Towering success for nursery
Bonnybroom Nursery School and Family Learning Centre sits in the shadow of Glasgow's famous Red Road flats.
Now, HMIE has heaped praise on the centre, almost as high as its towerblock neighbours, deeming it excellent in three categories and very good in two others.
With 160 children attending the centre, aged from nought to five, some from asylum-seeking families, it is a busy environment.
Inspectors picked out as examples of good practice Bonnybroom's assessment for learning, implementation of A Curriculum for Excellence, and ability to meet the learning needs of all its children.
"Learning experiences for children aged three to five are excellent ... They are independent, responsible and successful learners who are able to cooperate with one another and share and take turns," said the report, published this week.

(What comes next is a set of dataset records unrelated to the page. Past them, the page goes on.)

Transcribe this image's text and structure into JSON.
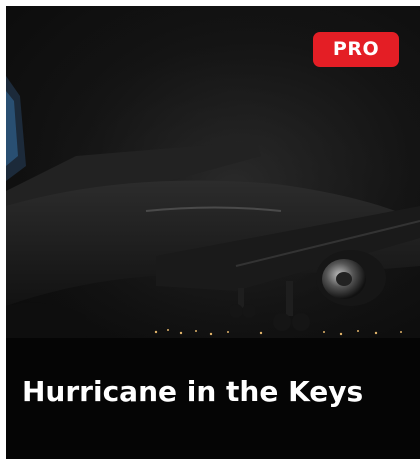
{
  "card": {
    "badge": "PRO",
    "title": "Hurricane in the Keys",
    "image": "airliner-landing-at-night"
  },
  "colors": {
    "badge_background": "#e41e25",
    "card_background": "#050505",
    "title_text": "#ffffff"
  }
}
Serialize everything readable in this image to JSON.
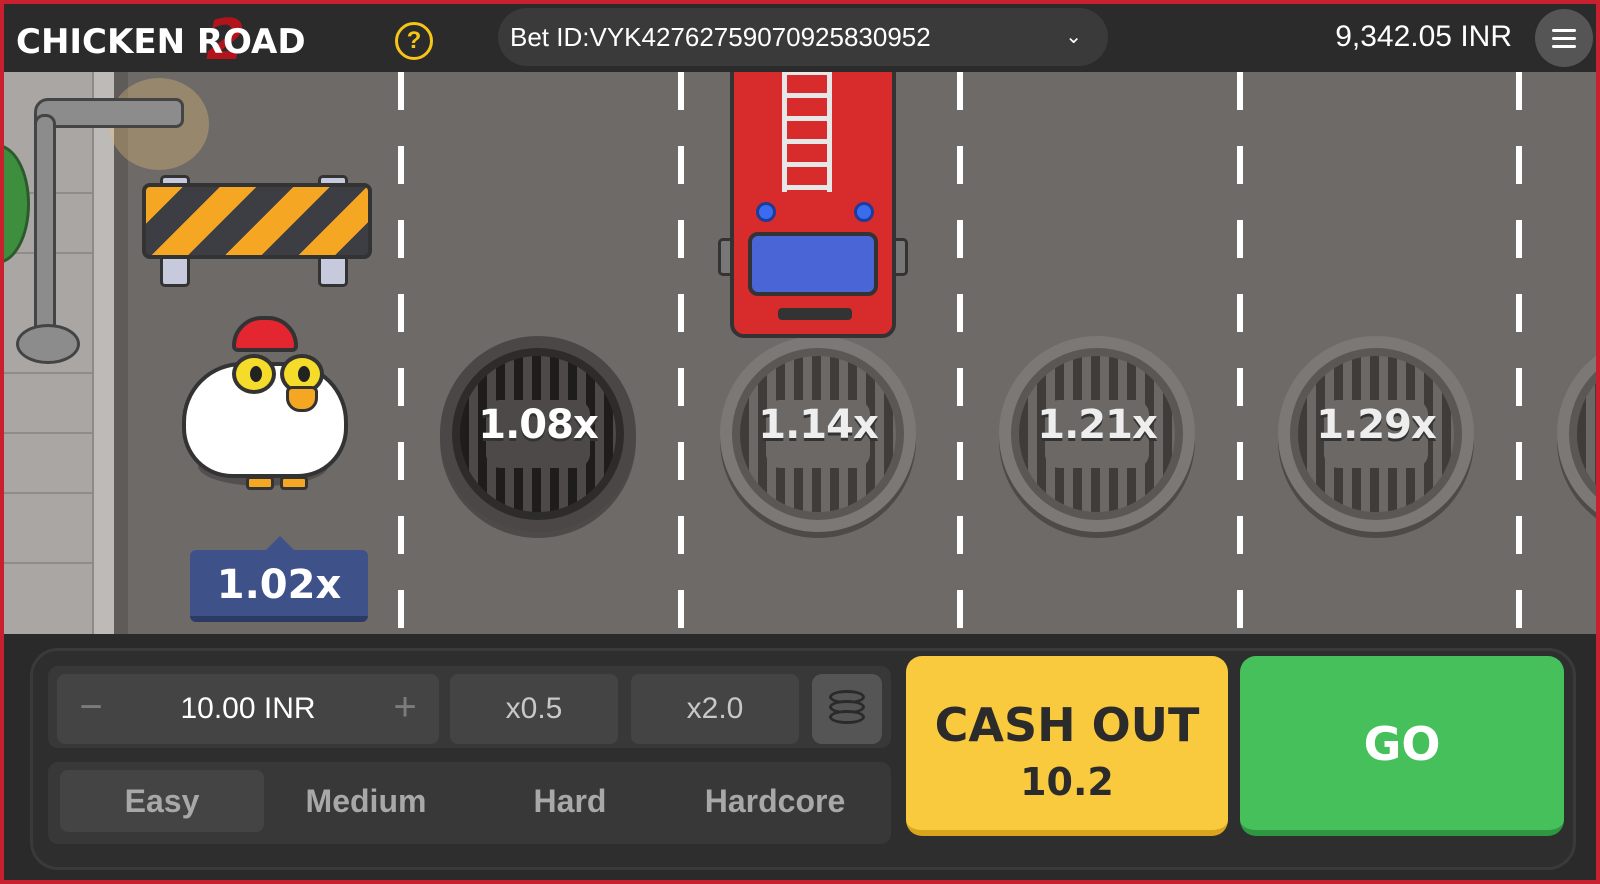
{
  "header": {
    "logo_text": "CHICKEN ROAD",
    "logo_number": "2",
    "help_label": "?",
    "bet_id_label": "Bet ID:",
    "bet_id_value": "VYK42762759070925830952",
    "balance": "9,342.05 INR"
  },
  "game": {
    "current_multiplier": "1.02x",
    "lane_multipliers": [
      "1.08x",
      "1.14x",
      "1.21x",
      "1.29x"
    ]
  },
  "controls": {
    "stake_minus": "−",
    "stake_amount": "10.00 INR",
    "stake_plus": "+",
    "half_label": "x0.5",
    "double_label": "x2.0",
    "difficulties": [
      "Easy",
      "Medium",
      "Hard",
      "Hardcore"
    ],
    "selected_difficulty": "Easy",
    "cashout_label": "CASH OUT",
    "cashout_value": "10.2",
    "go_label": "GO"
  },
  "colors": {
    "frame": "#c8202f",
    "cashout": "#f9c93e",
    "go": "#45c05a",
    "multiplier_badge": "#3e5289"
  }
}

Headteacher Christine Robbie said staff tried to incorporate literacy and numeracy into the everyday tasks of all children. Storytelling is a big part of the nursery's activities, from the baby room upwards. Children have a story read to them daily - in groups or individually - and additional funding has been used to provide a story-bag for every child, an initiative now run by the parents.

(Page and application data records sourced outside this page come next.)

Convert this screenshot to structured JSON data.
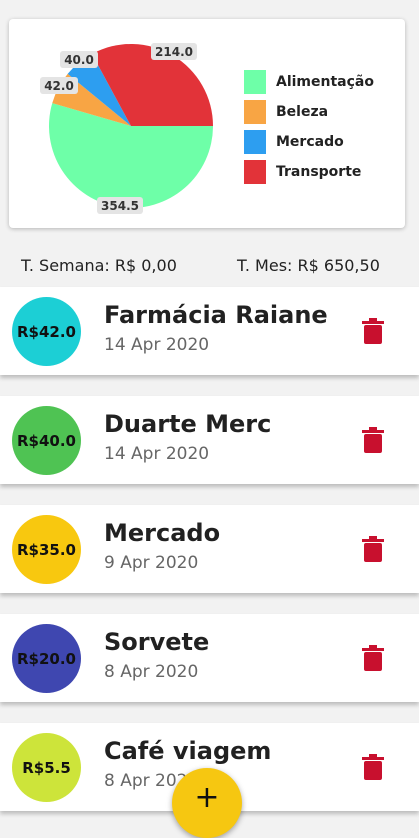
{
  "chart_data": {
    "type": "pie",
    "categories": [
      "Alimentação",
      "Beleza",
      "Mercado",
      "Transporte"
    ],
    "values": [
      354.5,
      42.0,
      40.0,
      214.0
    ],
    "value_labels": [
      "354.5",
      "42.0",
      "40.0",
      "214.0"
    ],
    "colors": [
      "#6effa8",
      "#f8a544",
      "#2d9ef0",
      "#e23339"
    ],
    "legend_position": "right"
  },
  "totals": {
    "week": "T. Semana: R$ 0,00",
    "month": "T. Mes: R$ 650,50"
  },
  "expenses": [
    {
      "amount": "R$42.0",
      "title": "Farmácia Raiane",
      "date": "14 Apr 2020",
      "color": "#1ccfd5"
    },
    {
      "amount": "R$40.0",
      "title": "Duarte Merc",
      "date": "14 Apr 2020",
      "color": "#4fc353"
    },
    {
      "amount": "R$35.0",
      "title": "Mercado",
      "date": "9 Apr 2020",
      "color": "#f8c80f"
    },
    {
      "amount": "R$20.0",
      "title": "Sorvete",
      "date": "8 Apr 2020",
      "color": "#3f47b0"
    },
    {
      "amount": "R$5.5",
      "title": "Café viagem",
      "date": "8 Apr 2020",
      "color": "#cde43a"
    }
  ],
  "icons": {
    "delete": "trash-icon",
    "add": "plus-icon"
  },
  "fab": {
    "label": "+"
  }
}
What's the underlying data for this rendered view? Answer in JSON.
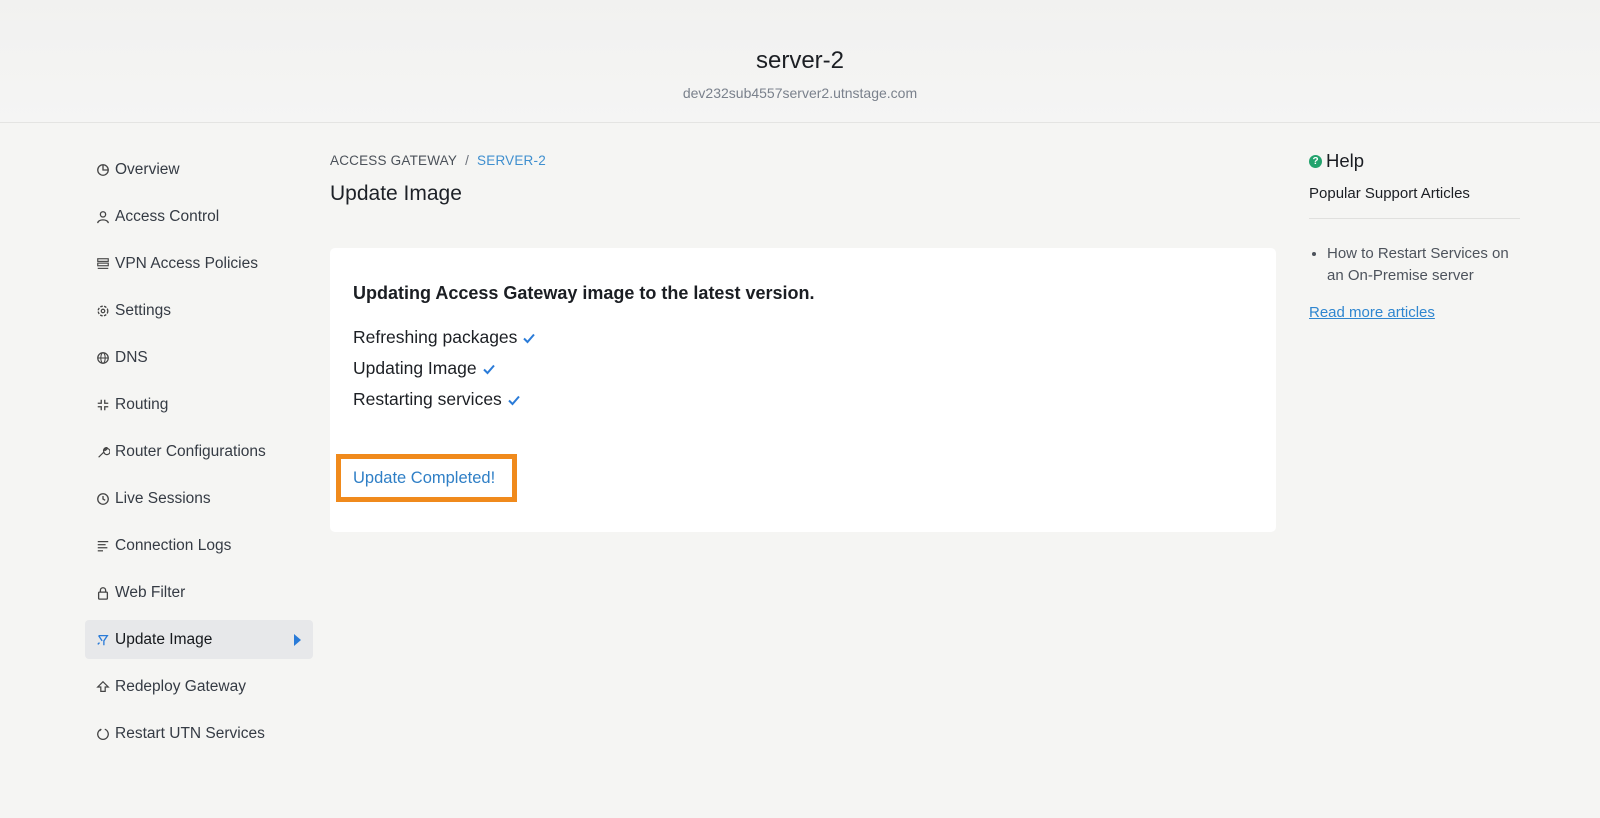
{
  "header": {
    "title": "server-2",
    "subtitle": "dev232sub4557server2.utnstage.com"
  },
  "sidebar": {
    "items": [
      {
        "label": "Overview",
        "icon": "pie-chart-icon"
      },
      {
        "label": "Access Control",
        "icon": "user-icon"
      },
      {
        "label": "VPN Access Policies",
        "icon": "list-icon"
      },
      {
        "label": "Settings",
        "icon": "gear-icon"
      },
      {
        "label": "DNS",
        "icon": "globe-icon"
      },
      {
        "label": "Routing",
        "icon": "routing-icon"
      },
      {
        "label": "Router Configurations",
        "icon": "wrench-icon"
      },
      {
        "label": "Live Sessions",
        "icon": "clock-icon"
      },
      {
        "label": "Connection Logs",
        "icon": "lines-icon"
      },
      {
        "label": "Web Filter",
        "icon": "lock-icon"
      },
      {
        "label": "Update Image",
        "icon": "update-icon",
        "active": true
      },
      {
        "label": "Redeploy Gateway",
        "icon": "redeploy-icon"
      },
      {
        "label": "Restart UTN Services",
        "icon": "restart-icon"
      }
    ]
  },
  "breadcrumb": {
    "parent": "ACCESS GATEWAY",
    "separator": "/",
    "current": "SERVER-2"
  },
  "main": {
    "title": "Update Image",
    "card": {
      "heading": "Updating Access Gateway image to the latest version.",
      "steps": [
        "Refreshing packages",
        "Updating Image",
        "Restarting services"
      ],
      "status": "Update Completed!"
    }
  },
  "help": {
    "title": "Help",
    "subtitle": "Popular Support Articles",
    "articles": [
      "How to Restart Services on an On-Premise server"
    ],
    "read_more": "Read more articles"
  },
  "colors": {
    "accent": "#2a7bd8",
    "highlight": "#f08a1c",
    "check": "#2a7bd8",
    "help_icon": "#23a36d"
  }
}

Depute head Clair McLaughlin has been praised for her dissemination of what A Curriculum for Excellence means in practice - to parents and Bonnybroom staff initially, and now to pre-five staff in other centres in Glasgow.
A key strength is parent involvement: the centre runs a class for people with English as a second language; from next week, it will hold a class on behaviour management; it plans to start a first aid class in the near future; and its parents' action group raises funds through events such as a Christmas fair.

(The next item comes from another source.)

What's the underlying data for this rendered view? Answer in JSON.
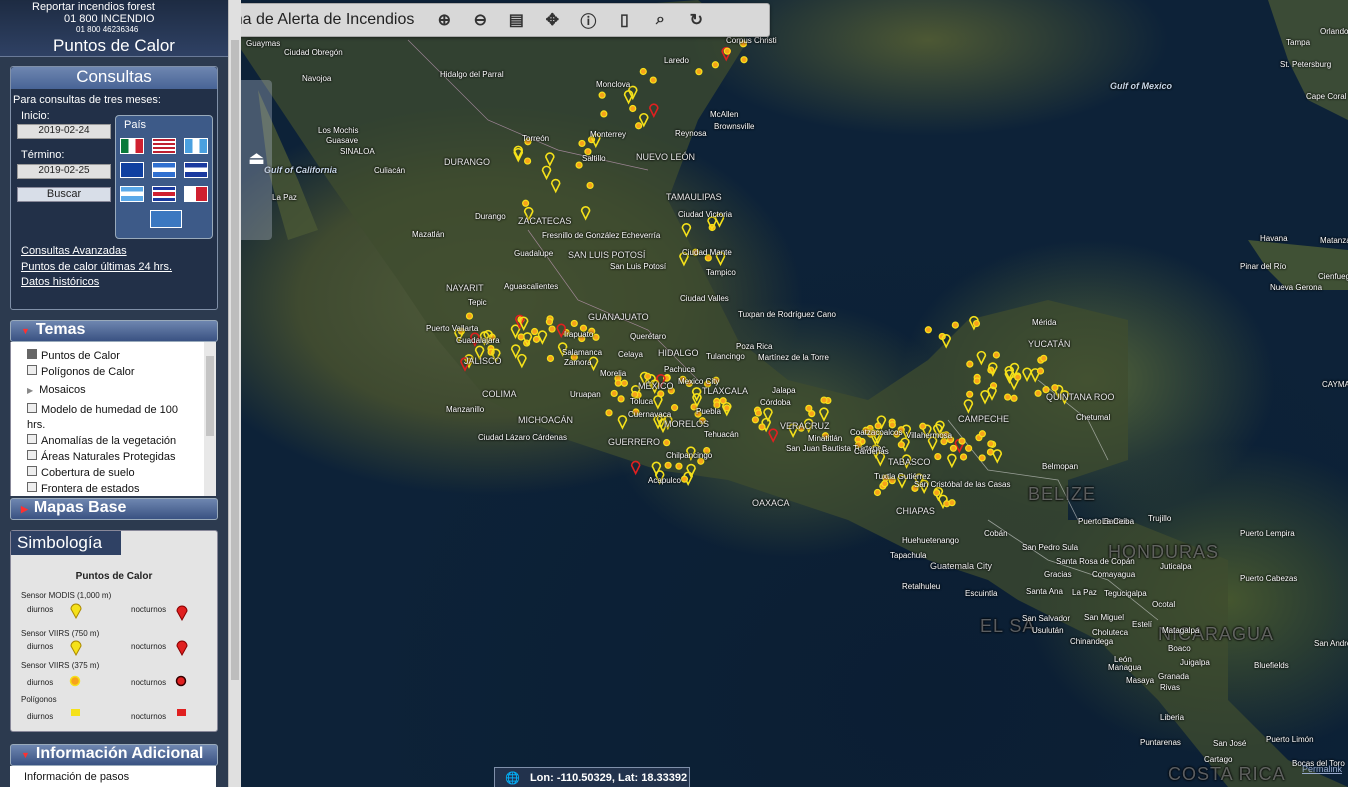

Staff from Glasgow's culture and leisure literacy service have worked with parents to create a poetry corner in the parents' room. Two of the mothers were recently invited to read out personal poems at a major event, something Mrs Robbie described as "big stuff for them".
- Meanwhile, in a follow-up report on Loirston School and nursery class in the Cove Bay area of Aberdeen, inspectors found little improvement since their inspection last year. They said staff morale was low, there was no clear guidance and leadership, and the senior management team made insufficient use of self-evaluation to improve the school's work. HMIE wants Aberdeen City Council "as a matter of urgency" to support Loirston to manage effective change and improvement.